■ Problem details: Each entry needs to be reproduced verbatim.

■ Records shown:
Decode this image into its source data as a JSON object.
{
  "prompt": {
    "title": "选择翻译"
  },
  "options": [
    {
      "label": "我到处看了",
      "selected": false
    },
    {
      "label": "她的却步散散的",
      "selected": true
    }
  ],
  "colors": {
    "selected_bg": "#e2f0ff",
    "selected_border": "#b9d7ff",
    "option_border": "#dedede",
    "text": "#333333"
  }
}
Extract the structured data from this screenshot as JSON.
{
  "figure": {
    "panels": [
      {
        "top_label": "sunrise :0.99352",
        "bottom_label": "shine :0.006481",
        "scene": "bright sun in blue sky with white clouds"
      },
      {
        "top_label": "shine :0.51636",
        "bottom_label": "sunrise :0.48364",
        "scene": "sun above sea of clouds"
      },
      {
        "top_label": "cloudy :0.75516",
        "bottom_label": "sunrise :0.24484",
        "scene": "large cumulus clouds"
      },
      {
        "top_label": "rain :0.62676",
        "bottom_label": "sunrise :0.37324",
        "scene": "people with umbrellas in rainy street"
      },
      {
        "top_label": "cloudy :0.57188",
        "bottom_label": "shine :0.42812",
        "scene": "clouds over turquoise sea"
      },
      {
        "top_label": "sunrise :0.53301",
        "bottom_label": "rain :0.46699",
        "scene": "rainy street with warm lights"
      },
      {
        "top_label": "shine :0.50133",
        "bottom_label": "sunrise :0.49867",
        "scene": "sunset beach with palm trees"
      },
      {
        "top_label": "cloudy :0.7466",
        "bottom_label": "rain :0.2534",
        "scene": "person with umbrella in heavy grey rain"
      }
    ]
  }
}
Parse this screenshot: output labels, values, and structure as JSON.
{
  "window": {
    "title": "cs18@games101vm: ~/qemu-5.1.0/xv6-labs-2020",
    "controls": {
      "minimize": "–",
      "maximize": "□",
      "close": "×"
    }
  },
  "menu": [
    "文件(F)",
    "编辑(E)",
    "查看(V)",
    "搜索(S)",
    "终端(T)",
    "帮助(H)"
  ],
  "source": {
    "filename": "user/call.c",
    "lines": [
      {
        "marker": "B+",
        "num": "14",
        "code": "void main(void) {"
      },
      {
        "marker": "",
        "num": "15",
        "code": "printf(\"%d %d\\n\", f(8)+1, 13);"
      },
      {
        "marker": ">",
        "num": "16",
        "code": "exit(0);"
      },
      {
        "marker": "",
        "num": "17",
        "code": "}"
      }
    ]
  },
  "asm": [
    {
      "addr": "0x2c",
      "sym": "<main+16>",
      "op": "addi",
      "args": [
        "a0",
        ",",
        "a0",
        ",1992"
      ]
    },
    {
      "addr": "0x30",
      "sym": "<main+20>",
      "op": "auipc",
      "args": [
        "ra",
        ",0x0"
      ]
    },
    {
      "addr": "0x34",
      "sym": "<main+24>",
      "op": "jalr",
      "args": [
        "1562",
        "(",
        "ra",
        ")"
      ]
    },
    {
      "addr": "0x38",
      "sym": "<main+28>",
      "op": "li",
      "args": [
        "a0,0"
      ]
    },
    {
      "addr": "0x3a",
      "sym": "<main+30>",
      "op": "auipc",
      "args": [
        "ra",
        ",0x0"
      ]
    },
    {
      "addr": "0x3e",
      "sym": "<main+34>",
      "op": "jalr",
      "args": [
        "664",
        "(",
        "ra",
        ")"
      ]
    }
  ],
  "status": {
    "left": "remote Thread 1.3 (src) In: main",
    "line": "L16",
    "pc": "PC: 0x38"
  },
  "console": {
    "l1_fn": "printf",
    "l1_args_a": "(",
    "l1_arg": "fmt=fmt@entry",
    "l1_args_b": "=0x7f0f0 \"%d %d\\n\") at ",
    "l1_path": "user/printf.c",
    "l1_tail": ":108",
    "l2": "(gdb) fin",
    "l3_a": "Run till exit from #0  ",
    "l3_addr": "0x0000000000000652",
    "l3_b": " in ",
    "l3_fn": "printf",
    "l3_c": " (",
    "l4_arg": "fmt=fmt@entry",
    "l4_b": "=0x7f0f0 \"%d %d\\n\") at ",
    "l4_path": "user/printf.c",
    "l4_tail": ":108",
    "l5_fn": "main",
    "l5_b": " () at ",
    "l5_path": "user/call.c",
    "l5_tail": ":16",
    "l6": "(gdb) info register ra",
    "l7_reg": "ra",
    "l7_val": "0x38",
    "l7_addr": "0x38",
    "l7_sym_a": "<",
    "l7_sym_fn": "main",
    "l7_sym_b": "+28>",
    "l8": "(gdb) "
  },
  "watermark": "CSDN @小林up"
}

■ Worked solution:
Decode this image into its source data as a JSON object.
{
  "prompt": {
    "title": "选择翻译"
  },
  "options": [
    {
      "label": "我到处看了",
      "selected": false
    },
    {
      "label": "她的却步散散的",
      "selected": true
    }
  ],
  "colors": {
    "selected_bg": "#e2f0ff",
    "selected_border": "#b9d7ff",
    "option_border": "#dedede",
    "text": "#333333"
  }
}
Extract the structured data from this screenshot as JSON.
{
  "figure": {
    "panels": [
      {
        "top_label": "sunrise :0.99352",
        "bottom_label": "shine :0.006481",
        "scene": "bright sun in blue sky with white clouds"
      },
      {
        "top_label": "shine :0.51636",
        "bottom_label": "sunrise :0.48364",
        "scene": "sun above sea of clouds"
      },
      {
        "top_label": "cloudy :0.75516",
        "bottom_label": "sunrise :0.24484",
        "scene": "large cumulus clouds"
      },
      {
        "top_label": "rain :0.62676",
        "bottom_label": "sunrise :0.37324",
        "scene": "people with umbrellas in rainy street"
      },
      {
        "top_label": "cloudy :0.57188",
        "bottom_label": "shine :0.42812",
        "scene": "clouds over turquoise sea"
      },
      {
        "top_label": "sunrise :0.53301",
        "bottom_label": "rain :0.46699",
        "scene": "rainy street with warm lights"
      },
      {
        "top_label": "shine :0.50133",
        "bottom_label": "sunrise :0.49867",
        "scene": "sunset beach with palm trees"
      },
      {
        "top_label": "cloudy :0.7466",
        "bottom_label": "rain :0.2534",
        "scene": "person with umbrella in heavy grey rain"
      }
    ]
  }
}
Parse this screenshot: output labels, values, and structure as JSON.
{
  "window": {
    "title": "cs18@games101vm: ~/qemu-5.1.0/xv6-labs-2020",
    "controls": {
      "minimize": "–",
      "maximize": "□",
      "close": "×"
    }
  },
  "menu": [
    "文件(F)",
    "编辑(E)",
    "查看(V)",
    "搜索(S)",
    "终端(T)",
    "帮助(H)"
  ],
  "source": {
    "filename": "user/call.c",
    "lines": [
      {
        "marker": "B+",
        "num": "14",
        "code": "void main(void) {"
      },
      {
        "marker": "",
        "num": "15",
        "code": "printf(\"%d %d\\n\", f(8)+1, 13);"
      },
      {
        "marker": ">",
        "num": "16",
        "code": "exit(0);"
      },
      {
        "marker": "",
        "num": "17",
        "code": "}"
      }
    ]
  },
  "asm": [
    {
      "addr": "0x2c",
      "sym": "<main+16>",
      "op": "addi",
      "args": [
        "a0",
        ",",
        "a0",
        ",1992"
      ]
    },
    {
      "addr": "0x30",
      "sym": "<main+20>",
      "op": "auipc",
      "args": [
        "ra",
        ",0x0"
      ]
    },
    {
      "addr": "0x34",
      "sym": "<main+24>",
      "op": "jalr",
      "args": [
        "1562",
        "(",
        "ra",
        ")"
      ]
    },
    {
      "addr": "0x38",
      "sym": "<main+28>",
      "op": "li",
      "args": [
        "a0,0"
      ]
    },
    {
      "addr": "0x3a",
      "sym": "<main+30>",
      "op": "auipc",
      "args": [
        "ra",
        ",0x0"
      ]
    },
    {
      "addr": "0x3e",
      "sym": "<main+34>",
      "op": "jalr",
      "args": [
        "664",
        "(",
        "ra",
        ")"
      ]
    }
  ],
  "status": {
    "left": "remote Thread 1.3 (src) In: main",
    "line": "L16",
    "pc": "PC: 0x38"
  },
  "console": {
    "l1_fn": "printf",
    "l1_args_a": "(",
    "l1_arg": "fmt=fmt@entry",
    "l1_args_b": "=0x7f0f0 \"%d %d\\n\") at ",
    "l1_path": "user/printf.c",
    "l1_tail": ":108",
    "l2": "(gdb) fin",
    "l3_a": "Run till exit from #0  ",
    "l3_addr": "0x0000000000000652",
    "l3_b": " in ",
    "l3_fn": "printf",
    "l3_c": " (",
    "l4_arg": "fmt=fmt@entry",
    "l4_b": "=0x7f0f0 \"%d %d\\n\") at ",
    "l4_path": "user/printf.c",
    "l4_tail": ":108",
    "l5_fn": "main",
    "l5_b": " () at ",
    "l5_path": "user/call.c",
    "l5_tail": ":16",
    "l6": "(gdb) info register ra",
    "l7_reg": "ra",
    "l7_val": "0x38",
    "l7_addr": "0x38",
    "l7_sym_a": "<",
    "l7_sym_fn": "main",
    "l7_sym_b": "+28>",
    "l8": "(gdb) "
  },
  "watermark": "CSDN @小林up"
}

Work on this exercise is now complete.